Half a week after C-Murder was indicted by a state grand jury for second degree murder, the rapper now faces a wrongful death suit as well. The suit was filed on Monday (March 4) by the parents of the teen he's accused of shooting and killing.
George and Dolores Thomas claim that C-Murder, whose real name is Corey Miller, shot their son, 16-year-old Steve Thomas, at the Platinum Club in Harvey, Louisiana, because Miller was "upset and angry" that he was getting less favorable attention than Thomas was during a rap contest in which they both were participating.
C-Murder has fifteen days from the day he's served to reply to the suit. Since he's being held at the Jefferson Correctional Facility in Gretna, Louisiana, across the street from where the suit was filed (the Jefferson Parish district courthouse), he should be served within the week, estimated the Thomases' lawyer, Trey Mustian.

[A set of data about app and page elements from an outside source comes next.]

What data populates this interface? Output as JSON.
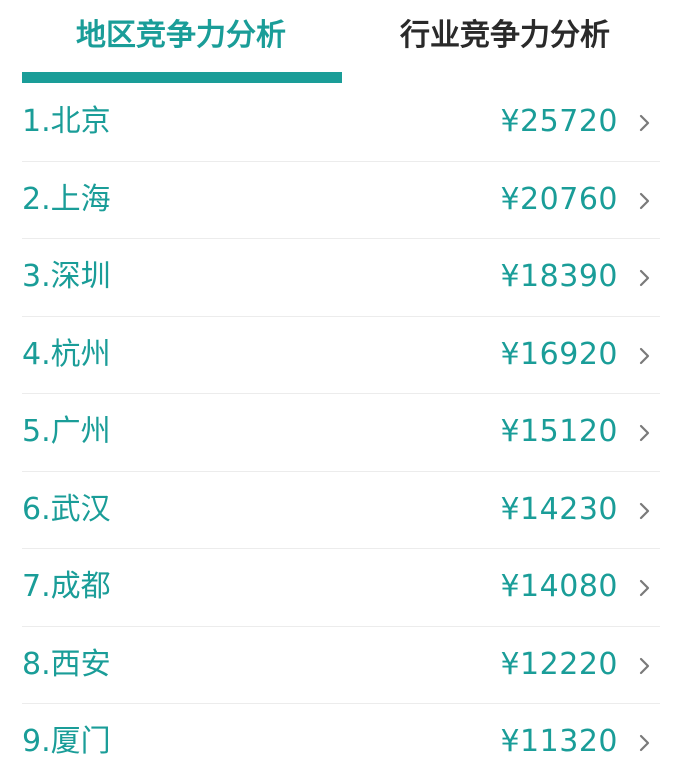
{
  "tabs": {
    "active_label": "地区竞争力分析",
    "inactive_label": "行业竞争力分析"
  },
  "colors": {
    "accent": "#1a9d98",
    "text_dark": "#2a2a2a",
    "divider": "#ececec",
    "chevron": "#7a7a7a"
  },
  "list": {
    "items": [
      {
        "label": "1.北京",
        "value": "¥25720"
      },
      {
        "label": "2.上海",
        "value": "¥20760"
      },
      {
        "label": "3.深圳",
        "value": "¥18390"
      },
      {
        "label": "4.杭州",
        "value": "¥16920"
      },
      {
        "label": "5.广州",
        "value": "¥15120"
      },
      {
        "label": "6.武汉",
        "value": "¥14230"
      },
      {
        "label": "7.成都",
        "value": "¥14080"
      },
      {
        "label": "8.西安",
        "value": "¥12220"
      },
      {
        "label": "9.厦门",
        "value": "¥11320"
      }
    ],
    "row_icon": "chevron-right-icon"
  }
}
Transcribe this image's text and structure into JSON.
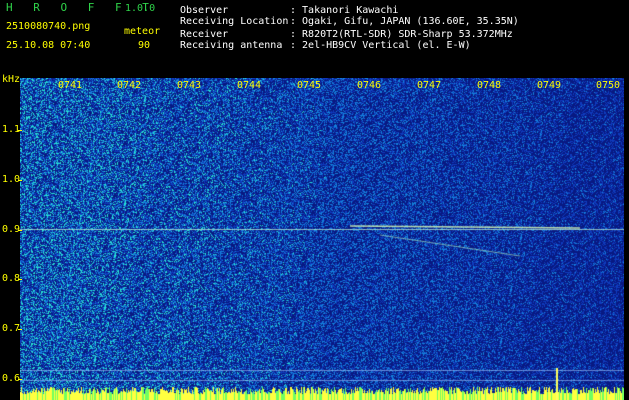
{
  "header": {
    "app_title": "H R O F F T",
    "version": "1.0.0",
    "filename": "2510080740.png",
    "mode": "meteor",
    "datetime": "25.10.08 07:40",
    "count": "90"
  },
  "station": [
    {
      "label": "Observer",
      "value": ": Takanori Kawachi"
    },
    {
      "label": "Receiving Location",
      "value": ": Ogaki, Gifu, JAPAN (136.60E, 35.35N)"
    },
    {
      "label": "Receiver",
      "value": ": R820T2(RTL-SDR) SDR-Sharp 53.372MHz"
    },
    {
      "label": "Receiving antenna",
      "value": ": 2el-HB9CV Vertical (el. E-W)"
    }
  ],
  "spectrogram": {
    "y_unit": "kHz",
    "y_ticks": [
      "1.1",
      "1.0",
      "0.9",
      "0.8",
      "0.7",
      "0.6"
    ],
    "time_labels": [
      "0741",
      "0742",
      "0743",
      "0744",
      "0745",
      "0746",
      "0747",
      "0748",
      "0749",
      "0750"
    ]
  },
  "colors": {
    "text_green": "#2fd34a",
    "text_yellow": "#ffff00",
    "text_white": "#ffffff",
    "background": "#000000"
  }
}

Since a different burden of proof applies in civil than in criminal cases, Mustian said that this criminal case could have some impact on the civil case. "An analogous situation is what happened with O.J. Simpson," he said. "Instead of proving beyond a reasonable doubt, we just need a preponderance of the evidence. You don't need a conviction in the criminal case to determine the outcome, but it doesn't hurt." Rather, the main impact of the criminal case, Mustian said, would be the timing. "It's very hard to move ahead while the criminal case is pending," he said.
C-Murder, meanwhile, plans to plead not guilty when he's arraigned later this week (see "C-Murder Is A Victim Of Mistaken Identity, Lawyer Says"). C-Murder's lawyer Roy Maughan, who's based in Baton Rouge, said that he's been working on his client's defense with a New Orleans team of lawyers and investigators. Part of the local team's investigation thus far has propped up the rapper's claims of mistaken identity, in finding witnesses who say that C-Murder was not the killer (see "C-Murder Indicted For Murder"). Maughan said that he saw C-Murder on Saturday to discuss the case, and "nowhere in that conversation did he mention that he was at the club for a rap contest."
The Thomas family names not only C-Murder as a defendant, but also his record label imprint, Tru Records, and his like-named businesses in East Baton Rouge. Claiming that Miller's businesses Tru Records, Tru Gear and Tru Music Publishing are "alter egos" of one another, Thomas' parents say in the suit that the various businesses constitute a "single business enterprise" which operates to promote C-Murder and his products. Tru Records didn't return calls for comment.
The Thomas family additionally names the Platinum Club as a defendant in their suit, because the venue allowed their underage son entry and because it failed to provide a safe environment by "failing to monitor and prevent the introduction into, and use of firearms in, the club." Club owner Travis Mumphrey didn't return calls for comment.